* **Exercise directions**: Look for "атмосфера" in each line of the records, and copy the lines that have it.

--- Supplied information ---

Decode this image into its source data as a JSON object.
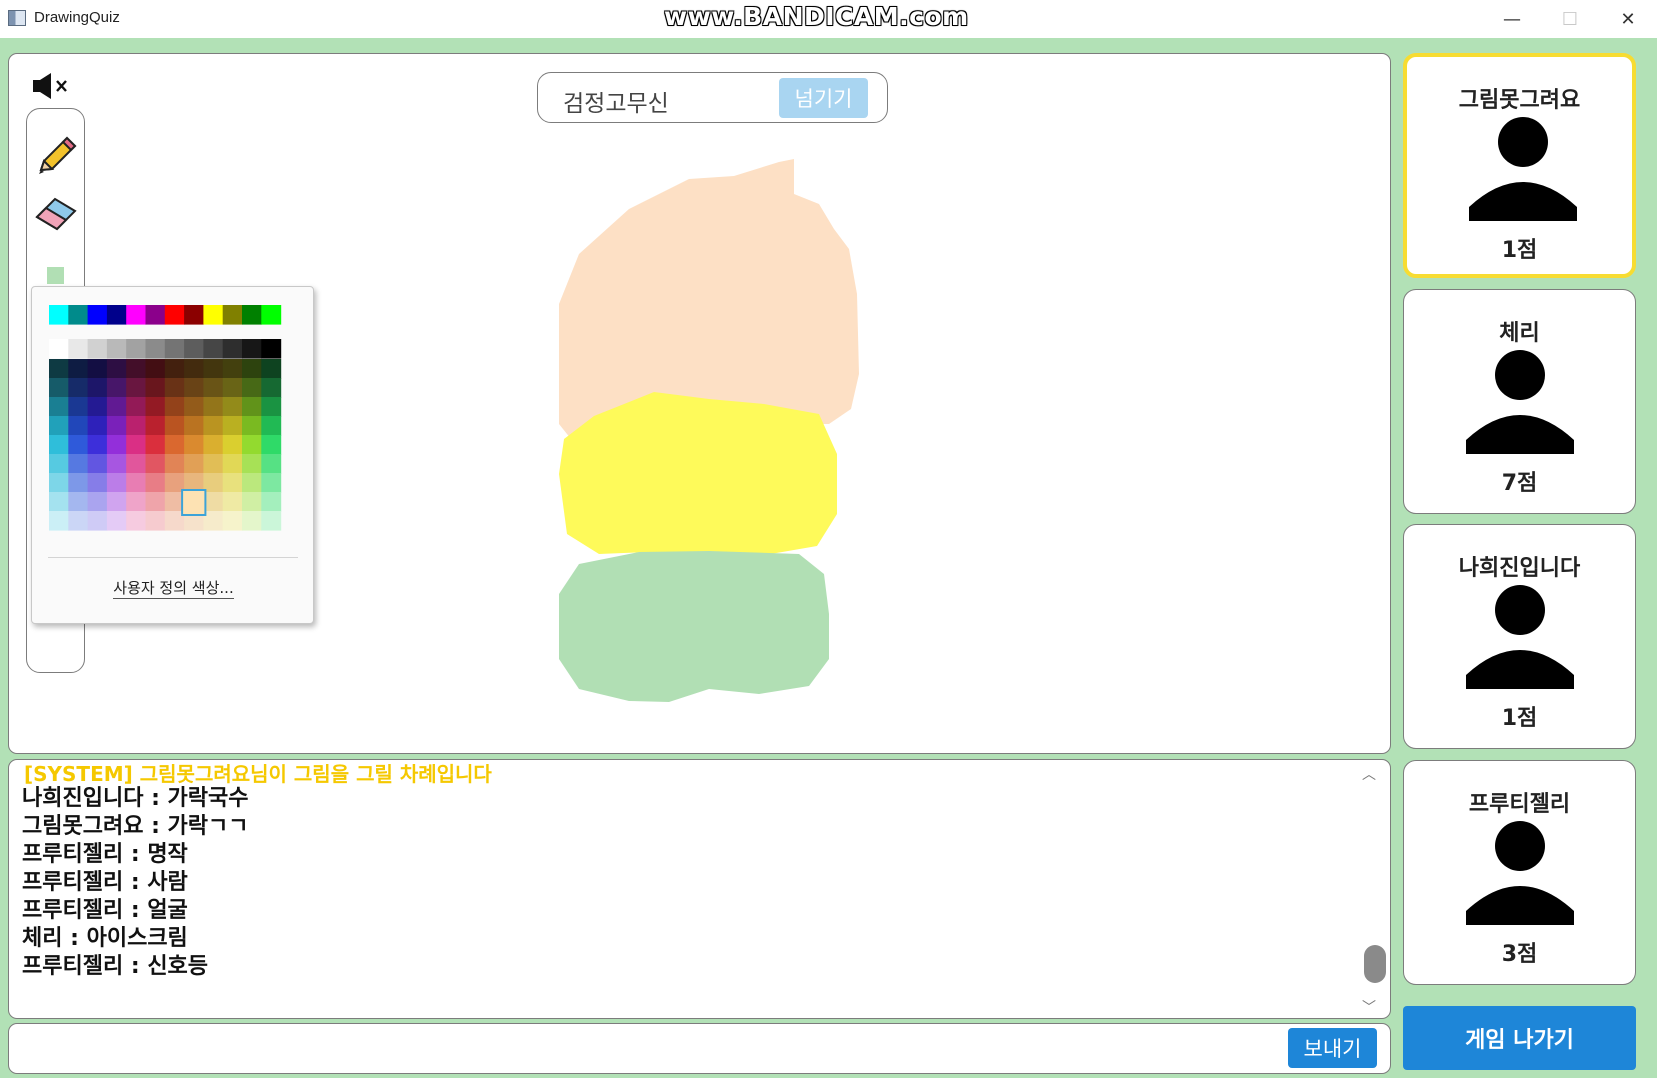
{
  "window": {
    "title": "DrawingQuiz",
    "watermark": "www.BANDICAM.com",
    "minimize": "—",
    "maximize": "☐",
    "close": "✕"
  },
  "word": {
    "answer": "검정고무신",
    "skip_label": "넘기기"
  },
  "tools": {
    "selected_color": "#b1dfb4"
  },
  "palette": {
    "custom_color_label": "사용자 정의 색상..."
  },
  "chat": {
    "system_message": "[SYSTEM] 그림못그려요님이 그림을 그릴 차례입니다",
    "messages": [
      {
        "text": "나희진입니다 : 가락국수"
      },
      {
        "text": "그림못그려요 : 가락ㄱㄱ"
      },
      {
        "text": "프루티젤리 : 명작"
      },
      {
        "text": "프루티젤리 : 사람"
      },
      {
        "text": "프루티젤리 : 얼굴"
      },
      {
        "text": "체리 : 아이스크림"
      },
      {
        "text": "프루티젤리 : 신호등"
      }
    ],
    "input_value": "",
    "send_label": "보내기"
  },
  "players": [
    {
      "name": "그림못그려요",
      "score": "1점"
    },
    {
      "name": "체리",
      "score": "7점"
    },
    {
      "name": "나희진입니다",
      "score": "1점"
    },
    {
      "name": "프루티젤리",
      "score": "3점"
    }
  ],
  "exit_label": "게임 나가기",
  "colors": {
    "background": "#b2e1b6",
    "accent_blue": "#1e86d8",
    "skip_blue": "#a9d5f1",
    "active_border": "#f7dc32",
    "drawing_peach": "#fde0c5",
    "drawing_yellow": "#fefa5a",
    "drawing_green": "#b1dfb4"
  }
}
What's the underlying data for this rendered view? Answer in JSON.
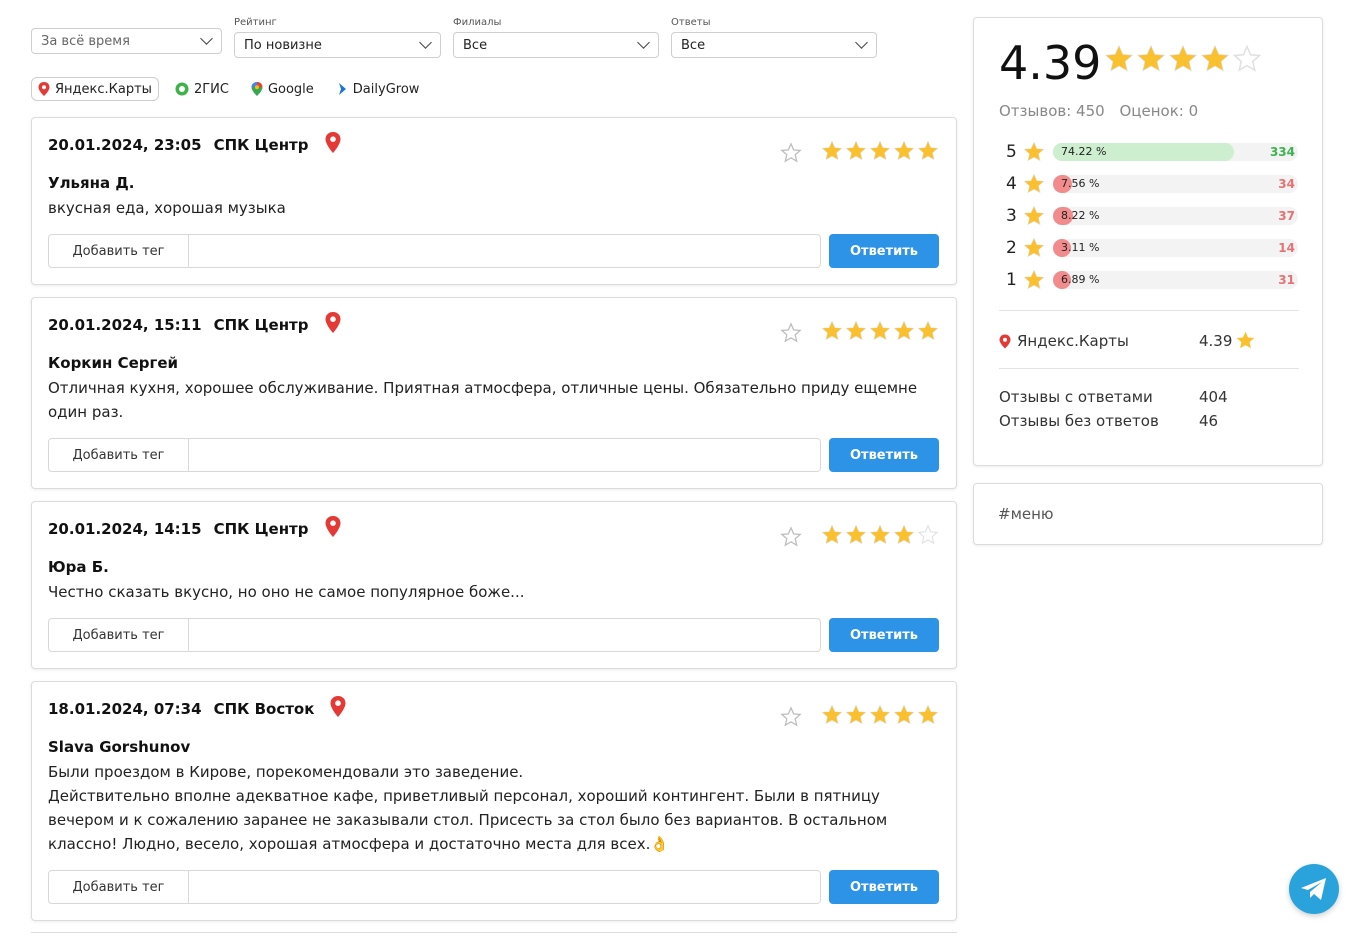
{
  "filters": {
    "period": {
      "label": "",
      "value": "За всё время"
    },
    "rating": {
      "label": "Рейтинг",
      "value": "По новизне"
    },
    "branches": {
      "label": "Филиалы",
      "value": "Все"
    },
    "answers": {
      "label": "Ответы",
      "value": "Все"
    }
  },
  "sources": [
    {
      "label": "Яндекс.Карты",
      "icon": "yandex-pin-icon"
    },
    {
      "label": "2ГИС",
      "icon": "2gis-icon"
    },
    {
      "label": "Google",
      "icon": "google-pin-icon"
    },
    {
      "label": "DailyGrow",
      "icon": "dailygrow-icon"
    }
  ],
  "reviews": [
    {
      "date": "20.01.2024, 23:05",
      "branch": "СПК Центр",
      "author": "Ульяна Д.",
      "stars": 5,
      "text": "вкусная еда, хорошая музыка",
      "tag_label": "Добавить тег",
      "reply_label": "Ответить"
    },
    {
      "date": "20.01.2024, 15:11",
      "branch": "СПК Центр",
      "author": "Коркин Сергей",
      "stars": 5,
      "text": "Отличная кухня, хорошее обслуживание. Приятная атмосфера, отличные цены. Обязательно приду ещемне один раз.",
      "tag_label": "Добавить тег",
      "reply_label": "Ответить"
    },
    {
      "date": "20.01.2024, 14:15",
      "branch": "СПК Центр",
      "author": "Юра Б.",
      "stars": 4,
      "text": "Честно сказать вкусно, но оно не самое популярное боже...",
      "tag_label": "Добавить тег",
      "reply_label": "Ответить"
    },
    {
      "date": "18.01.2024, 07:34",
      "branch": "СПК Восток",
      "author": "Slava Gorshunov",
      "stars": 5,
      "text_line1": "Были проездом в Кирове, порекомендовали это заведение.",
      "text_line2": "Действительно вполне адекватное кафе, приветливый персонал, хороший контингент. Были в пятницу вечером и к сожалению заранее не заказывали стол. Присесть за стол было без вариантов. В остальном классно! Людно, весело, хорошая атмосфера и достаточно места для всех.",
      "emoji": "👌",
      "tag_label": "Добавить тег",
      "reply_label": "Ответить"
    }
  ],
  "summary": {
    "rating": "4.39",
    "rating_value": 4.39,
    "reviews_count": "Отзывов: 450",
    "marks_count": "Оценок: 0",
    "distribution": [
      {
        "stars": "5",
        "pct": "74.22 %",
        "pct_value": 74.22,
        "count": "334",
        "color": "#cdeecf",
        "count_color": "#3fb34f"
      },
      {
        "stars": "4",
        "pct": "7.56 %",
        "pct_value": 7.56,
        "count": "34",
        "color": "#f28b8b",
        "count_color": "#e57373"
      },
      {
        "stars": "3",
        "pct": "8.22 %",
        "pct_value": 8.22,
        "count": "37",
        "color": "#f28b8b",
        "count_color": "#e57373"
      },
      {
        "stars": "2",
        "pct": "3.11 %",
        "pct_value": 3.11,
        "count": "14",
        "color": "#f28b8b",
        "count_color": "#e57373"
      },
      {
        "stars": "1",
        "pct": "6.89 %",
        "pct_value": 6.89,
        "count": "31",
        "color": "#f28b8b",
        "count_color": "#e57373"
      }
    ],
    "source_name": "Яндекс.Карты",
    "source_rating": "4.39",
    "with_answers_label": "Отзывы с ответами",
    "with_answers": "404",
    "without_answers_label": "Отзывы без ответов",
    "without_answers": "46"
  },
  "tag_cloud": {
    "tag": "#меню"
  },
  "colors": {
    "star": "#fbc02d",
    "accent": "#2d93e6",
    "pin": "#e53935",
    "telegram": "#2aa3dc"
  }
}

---

* **Written answer**:
      "text": "Отличная кухня, хорошее обслуживание. Приятная атмосфера, отличные цены. Обязательно приду ещемне один раз.",
      "text_line2": "Действительно вполне адекватное кафе, приветливый персонал, хороший контингент. Были в пятницу вечером и к сожалению заранее не заказывали стол. Присесть за стол было без вариантов. В остальном классно! Людно, весело, хорошая атмосфера и достаточно места для всех.",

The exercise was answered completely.